An important aspect of this type of design is the set of performance tradeoffs involved, and these have yet to be tested and quantified. We also hope to consider schemes for handling multiple simultaneous security-oriented CCI applications; this might be possible using one "master" security CCI application which routes data between the browser and several other CCI applications. Additionally, we would like to investigate the applicability of new mail object security proposals, such as MOSS (MIME Object Security Services) and Secure-MIME, to the CCI-based security approach.
The systems described in this document demonstrate the feasibility of using a security package like PGP with the general-purpose Common Client Interface in order to achieve strong authentication and encryption of Web communications. The PGP-CCI and PGP-POST schemes may be lacking in simplicity and elegance, due primarily to the constraints of CCI and HTTP. We hope that the new protocol extension features proposed for HTTP 1.2, along with next-generation browser interfaces combining elements of both CCI and the Spyglass SPM architecture, will help to rectify this situation.
Finally, we feel that the ability to handle document-level security enhancements, via CCI or other products, will be of increasing interest in the near future. As the World Wide Web grows to include commercial digital publishing, online electronic commerce, and wide-spread caching, we suspect that document security will become at least as important as the security of channels and messages.
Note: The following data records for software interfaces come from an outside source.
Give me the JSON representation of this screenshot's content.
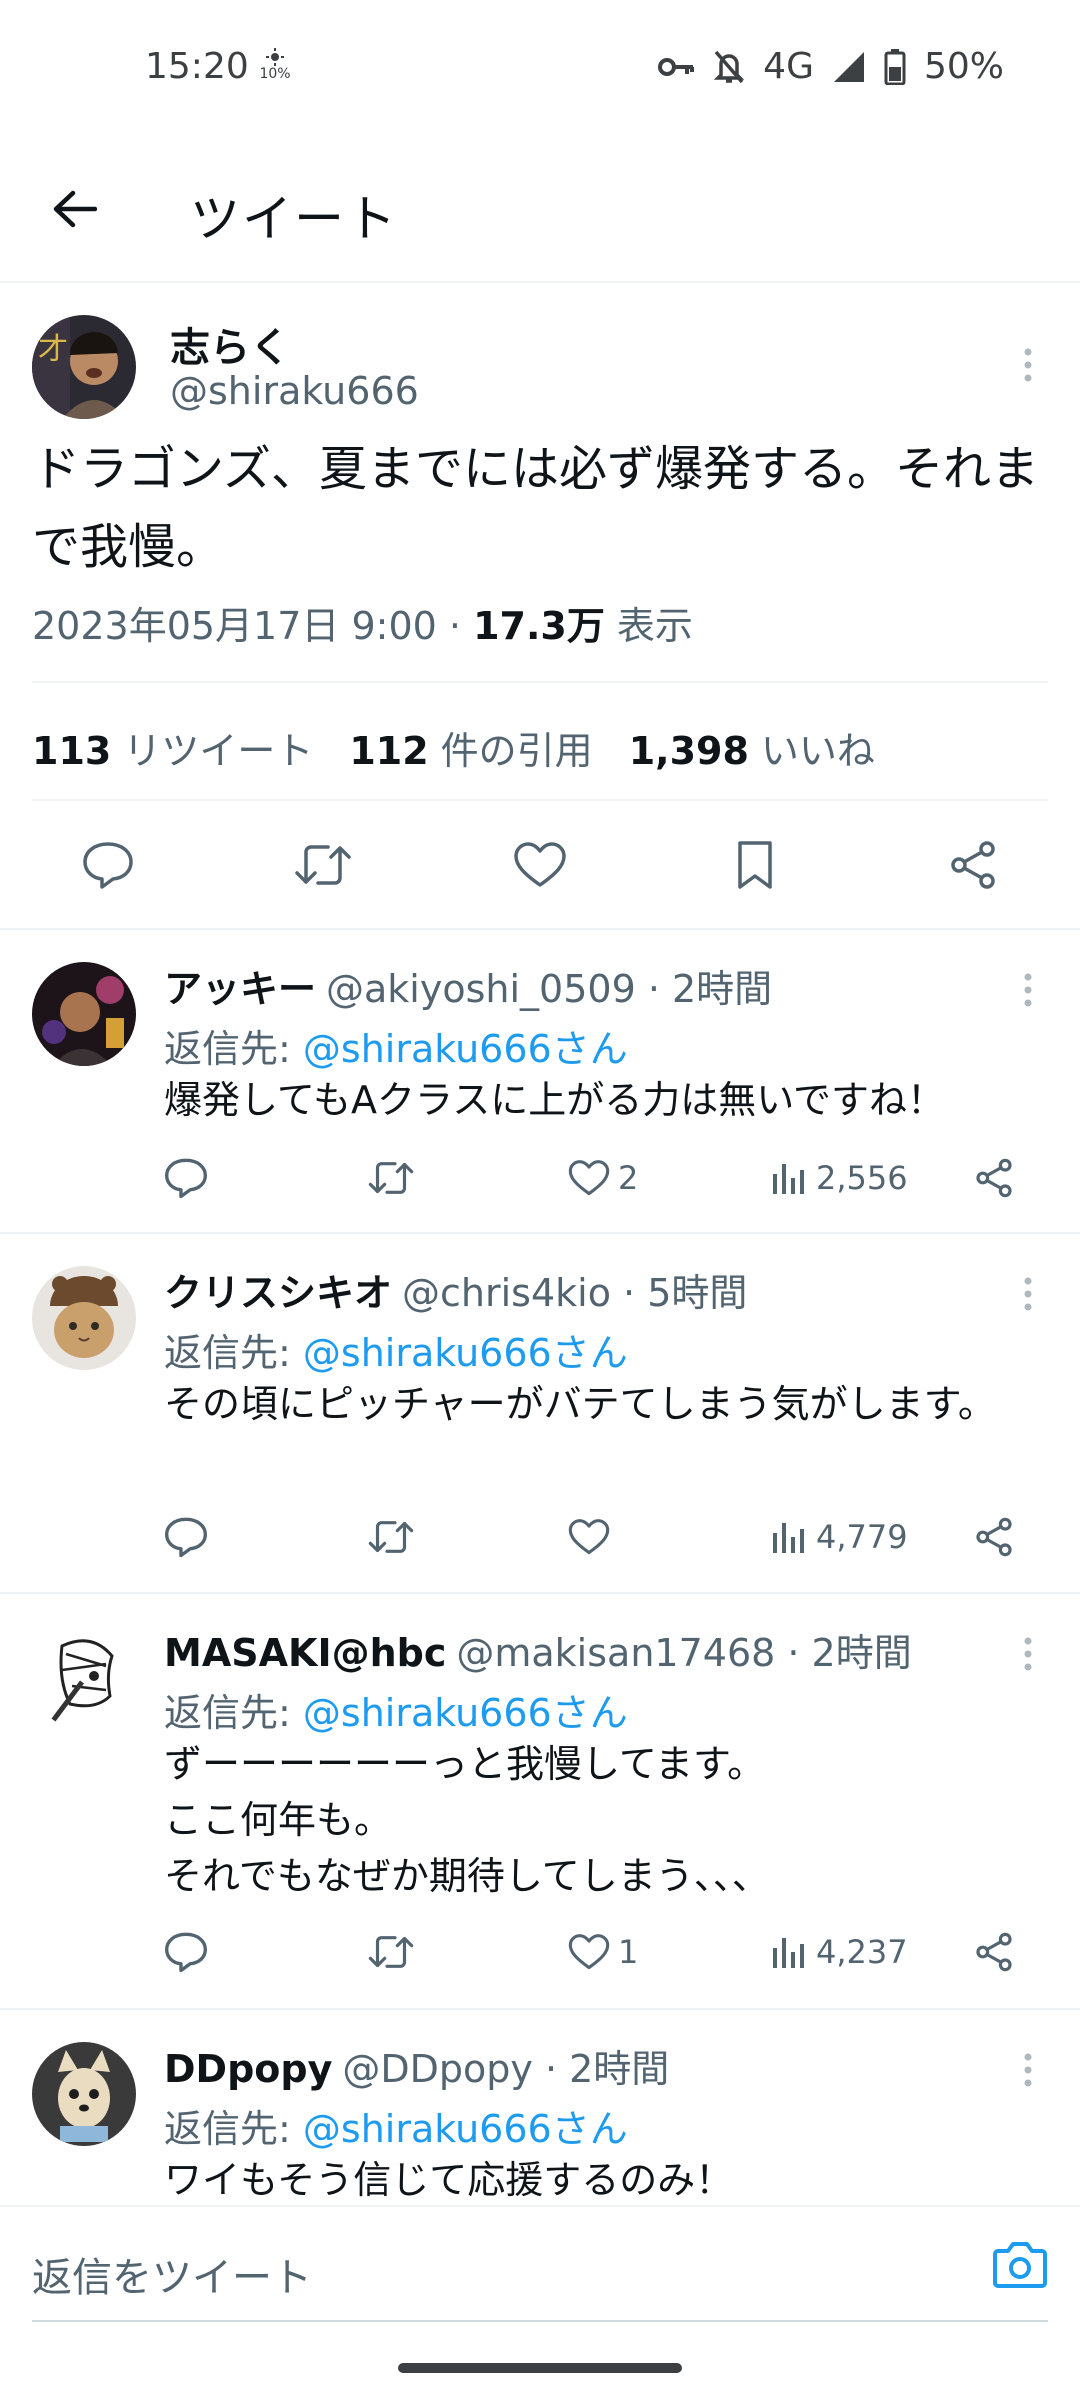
{
  "status_bar": {
    "time": "15:20",
    "small_indicator": "10%",
    "network": "4G",
    "battery": "50%",
    "icons": [
      "sun-icon",
      "key-icon",
      "bell-off-icon",
      "signal-icon",
      "battery-icon"
    ]
  },
  "header": {
    "title": "ツイート",
    "back_icon": "arrow-left-icon"
  },
  "main_tweet": {
    "name": "志らく",
    "handle": "@shiraku666",
    "text": "ドラゴンズ、夏までには必ず爆発する。それまで我慢。",
    "date": "2023年05月17日 9:00 · ",
    "views_count": "17.3万",
    "views_label": " 表示",
    "retweets_count": "113",
    "retweets_label": "リツイート",
    "quotes_count": "112",
    "quotes_label": "件の引用",
    "likes_count": "1,398",
    "likes_label": "いいね",
    "actions": [
      "reply-icon",
      "retweet-icon",
      "like-icon",
      "bookmark-icon",
      "share-icon"
    ]
  },
  "replies": [
    {
      "name": "アッキー",
      "handle": "@akiyoshi_0509",
      "time": " · 2時間",
      "reply_to_label": "返信先: ",
      "reply_to": "@shiraku666さん",
      "text": "爆発してもAクラスに上がる力は無いですね！",
      "likes": "2",
      "views": "2,556"
    },
    {
      "name": "クリスシキオ",
      "handle": "@chris4kio",
      "time": " · 5時間",
      "reply_to_label": "返信先: ",
      "reply_to": "@shiraku666さん",
      "text": "その頃にピッチャーがバテてしまう気がします。",
      "likes": "",
      "views": "4,779"
    },
    {
      "name": "MASAKI@hbc",
      "handle": "@makisan17468",
      "time": " · 2時間",
      "reply_to_label": "返信先: ",
      "reply_to": "@shiraku666さん",
      "text": "ずーーーーーーっと我慢してます。\nここ何年も。\nそれでもなぜか期待してしまう、、、",
      "likes": "1",
      "views": "4,237"
    },
    {
      "name": "DDpopy",
      "handle": "@DDpopy",
      "time": " · 2時間",
      "reply_to_label": "返信先: ",
      "reply_to": "@shiraku666さん",
      "text": "ワイもそう信じて応援するのみ！"
    }
  ],
  "composer": {
    "placeholder": "返信をツイート",
    "camera_icon": "camera-icon"
  },
  "colors": {
    "accent": "#1d9bf0",
    "text": "#0f1419",
    "muted": "#536471",
    "divider": "#eff3f4"
  }
}
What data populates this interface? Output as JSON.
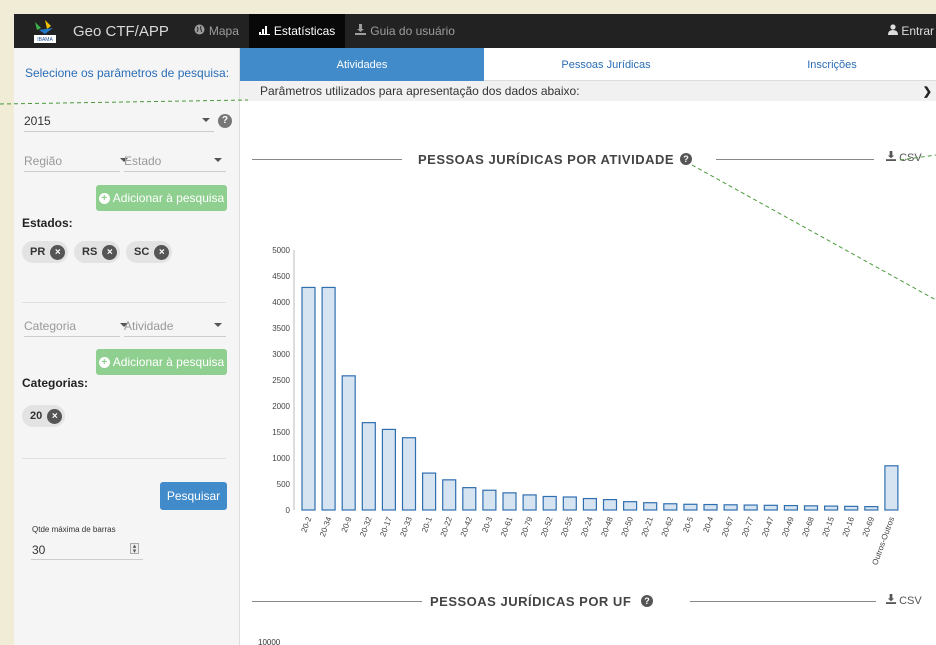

Note: the current version of this spec can be found at http://sdg.ncsa.uiuc.edu/~jweeks/www4/paper/current_rev
Adam Cain [
Briand Sanderson [
Software Development Group
National Center for Supercomputing Applications
152 Computing Applications Building
605 E. Springfield Ave.
Champaign, IL 61820